**Directions for this task:** The expected reply is all of the data, returned exactly.

**Data records:**
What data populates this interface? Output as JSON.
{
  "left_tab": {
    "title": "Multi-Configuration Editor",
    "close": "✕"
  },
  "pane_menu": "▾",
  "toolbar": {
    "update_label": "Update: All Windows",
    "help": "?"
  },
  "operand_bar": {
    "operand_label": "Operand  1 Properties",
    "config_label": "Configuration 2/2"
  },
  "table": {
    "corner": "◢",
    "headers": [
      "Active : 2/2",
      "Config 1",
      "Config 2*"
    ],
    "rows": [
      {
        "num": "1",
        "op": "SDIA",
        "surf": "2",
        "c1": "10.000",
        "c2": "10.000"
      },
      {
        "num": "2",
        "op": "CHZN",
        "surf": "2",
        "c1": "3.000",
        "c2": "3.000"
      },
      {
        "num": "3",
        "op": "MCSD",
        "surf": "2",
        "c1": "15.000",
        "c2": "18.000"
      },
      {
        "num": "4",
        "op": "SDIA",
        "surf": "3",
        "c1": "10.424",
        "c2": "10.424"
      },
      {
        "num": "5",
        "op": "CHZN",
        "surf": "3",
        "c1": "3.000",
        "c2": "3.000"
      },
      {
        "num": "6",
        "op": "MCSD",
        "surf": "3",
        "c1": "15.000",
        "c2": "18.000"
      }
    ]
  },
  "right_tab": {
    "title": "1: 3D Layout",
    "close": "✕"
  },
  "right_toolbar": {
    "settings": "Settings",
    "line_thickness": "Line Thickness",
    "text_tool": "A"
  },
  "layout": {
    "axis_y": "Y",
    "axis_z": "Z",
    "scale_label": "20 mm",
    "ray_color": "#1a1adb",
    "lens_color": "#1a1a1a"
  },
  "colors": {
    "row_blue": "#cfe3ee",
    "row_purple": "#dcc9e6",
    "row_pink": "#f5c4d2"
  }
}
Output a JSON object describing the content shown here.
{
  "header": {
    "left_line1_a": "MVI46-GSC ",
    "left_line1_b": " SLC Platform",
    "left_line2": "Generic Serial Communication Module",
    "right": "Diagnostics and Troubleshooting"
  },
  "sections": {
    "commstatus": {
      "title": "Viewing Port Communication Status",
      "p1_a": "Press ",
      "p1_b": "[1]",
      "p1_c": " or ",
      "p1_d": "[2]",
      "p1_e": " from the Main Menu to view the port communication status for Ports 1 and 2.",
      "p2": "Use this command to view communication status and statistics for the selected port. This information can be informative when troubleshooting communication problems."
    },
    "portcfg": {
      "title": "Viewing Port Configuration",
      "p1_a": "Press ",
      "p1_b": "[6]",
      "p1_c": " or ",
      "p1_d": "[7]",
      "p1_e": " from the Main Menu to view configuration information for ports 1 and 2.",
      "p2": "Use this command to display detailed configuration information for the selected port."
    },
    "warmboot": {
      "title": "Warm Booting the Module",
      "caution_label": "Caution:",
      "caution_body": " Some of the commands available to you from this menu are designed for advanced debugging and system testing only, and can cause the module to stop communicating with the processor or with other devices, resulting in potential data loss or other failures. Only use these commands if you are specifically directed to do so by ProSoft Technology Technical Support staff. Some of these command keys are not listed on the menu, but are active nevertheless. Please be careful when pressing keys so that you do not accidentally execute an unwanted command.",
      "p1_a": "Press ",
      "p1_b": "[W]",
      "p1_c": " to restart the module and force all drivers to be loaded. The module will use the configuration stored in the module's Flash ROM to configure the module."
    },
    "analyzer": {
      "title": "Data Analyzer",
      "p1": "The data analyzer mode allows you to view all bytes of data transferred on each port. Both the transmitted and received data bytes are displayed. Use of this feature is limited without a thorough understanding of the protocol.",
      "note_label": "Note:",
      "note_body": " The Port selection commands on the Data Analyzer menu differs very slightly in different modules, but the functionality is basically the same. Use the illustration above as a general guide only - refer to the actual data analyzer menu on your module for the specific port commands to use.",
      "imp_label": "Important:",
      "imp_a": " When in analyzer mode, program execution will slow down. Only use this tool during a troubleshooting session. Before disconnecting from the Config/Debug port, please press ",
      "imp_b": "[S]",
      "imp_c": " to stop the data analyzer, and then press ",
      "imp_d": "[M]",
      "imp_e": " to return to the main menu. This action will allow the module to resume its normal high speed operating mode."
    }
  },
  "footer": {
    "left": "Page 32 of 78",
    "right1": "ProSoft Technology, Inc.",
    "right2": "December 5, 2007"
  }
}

**Reply:**
What data populates this interface? Output as JSON.
{
  "left_tab": {
    "title": "Multi-Configuration Editor",
    "close": "✕"
  },
  "pane_menu": "▾",
  "toolbar": {
    "update_label": "Update: All Windows",
    "help": "?"
  },
  "operand_bar": {
    "operand_label": "Operand  1 Properties",
    "config_label": "Configuration 2/2"
  },
  "table": {
    "corner": "◢",
    "headers": [
      "Active : 2/2",
      "Config 1",
      "Config 2*"
    ],
    "rows": [
      {
        "num": "1",
        "op": "SDIA",
        "surf": "2",
        "c1": "10.000",
        "c2": "10.000"
      },
      {
        "num": "2",
        "op": "CHZN",
        "surf": "2",
        "c1": "3.000",
        "c2": "3.000"
      },
      {
        "num": "3",
        "op": "MCSD",
        "surf": "2",
        "c1": "15.000",
        "c2": "18.000"
      },
      {
        "num": "4",
        "op": "SDIA",
        "surf": "3",
        "c1": "10.424",
        "c2": "10.424"
      },
      {
        "num": "5",
        "op": "CHZN",
        "surf": "3",
        "c1": "3.000",
        "c2": "3.000"
      },
      {
        "num": "6",
        "op": "MCSD",
        "surf": "3",
        "c1": "15.000",
        "c2": "18.000"
      }
    ]
  },
  "right_tab": {
    "title": "1: 3D Layout",
    "close": "✕"
  },
  "right_toolbar": {
    "settings": "Settings",
    "line_thickness": "Line Thickness",
    "text_tool": "A"
  },
  "layout": {
    "axis_y": "Y",
    "axis_z": "Z",
    "scale_label": "20 mm",
    "ray_color": "#1a1adb",
    "lens_color": "#1a1a1a"
  },
  "colors": {
    "row_blue": "#cfe3ee",
    "row_purple": "#dcc9e6",
    "row_pink": "#f5c4d2"
  }
}
Output a JSON object describing the content shown here.
{
  "header": {
    "left_line1_a": "MVI46-GSC ",
    "left_line1_b": " SLC Platform",
    "left_line2": "Generic Serial Communication Module",
    "right": "Diagnostics and Troubleshooting"
  },
  "sections": {
    "commstatus": {
      "title": "Viewing Port Communication Status",
      "p1_a": "Press ",
      "p1_b": "[1]",
      "p1_c": " or ",
      "p1_d": "[2]",
      "p1_e": " from the Main Menu to view the port communication status for Ports 1 and 2.",
      "p2": "Use this command to view communication status and statistics for the selected port. This information can be informative when troubleshooting communication problems."
    },
    "portcfg": {
      "title": "Viewing Port Configuration",
      "p1_a": "Press ",
      "p1_b": "[6]",
      "p1_c": " or ",
      "p1_d": "[7]",
      "p1_e": " from the Main Menu to view configuration information for ports 1 and 2.",
      "p2": "Use this command to display detailed configuration information for the selected port."
    },
    "warmboot": {
      "title": "Warm Booting the Module",
      "caution_label": "Caution:",
      "caution_body": " Some of the commands available to you from this menu are designed for advanced debugging and system testing only, and can cause the module to stop communicating with the processor or with other devices, resulting in potential data loss or other failures. Only use these commands if you are specifically directed to do so by ProSoft Technology Technical Support staff. Some of these command keys are not listed on the menu, but are active nevertheless. Please be careful when pressing keys so that you do not accidentally execute an unwanted command.",
      "p1_a": "Press ",
      "p1_b": "[W]",
      "p1_c": " to restart the module and force all drivers to be loaded. The module will use the configuration stored in the module's Flash ROM to configure the module."
    },
    "analyzer": {
      "title": "Data Analyzer",
      "p1": "The data analyzer mode allows you to view all bytes of data transferred on each port. Both the transmitted and received data bytes are displayed. Use of this feature is limited without a thorough understanding of the protocol.",
      "note_label": "Note:",
      "note_body": " The Port selection commands on the Data Analyzer menu differs very slightly in different modules, but the functionality is basically the same. Use the illustration above as a general guide only - refer to the actual data analyzer menu on your module for the specific port commands to use.",
      "imp_label": "Important:",
      "imp_a": " When in analyzer mode, program execution will slow down. Only use this tool during a troubleshooting session. Before disconnecting from the Config/Debug port, please press ",
      "imp_b": "[S]",
      "imp_c": " to stop the data analyzer, and then press ",
      "imp_d": "[M]",
      "imp_e": " to return to the main menu. This action will allow the module to resume its normal high speed operating mode."
    }
  },
  "footer": {
    "left": "Page 32 of 78",
    "right1": "ProSoft Technology, Inc.",
    "right2": "December 5, 2007"
  }
}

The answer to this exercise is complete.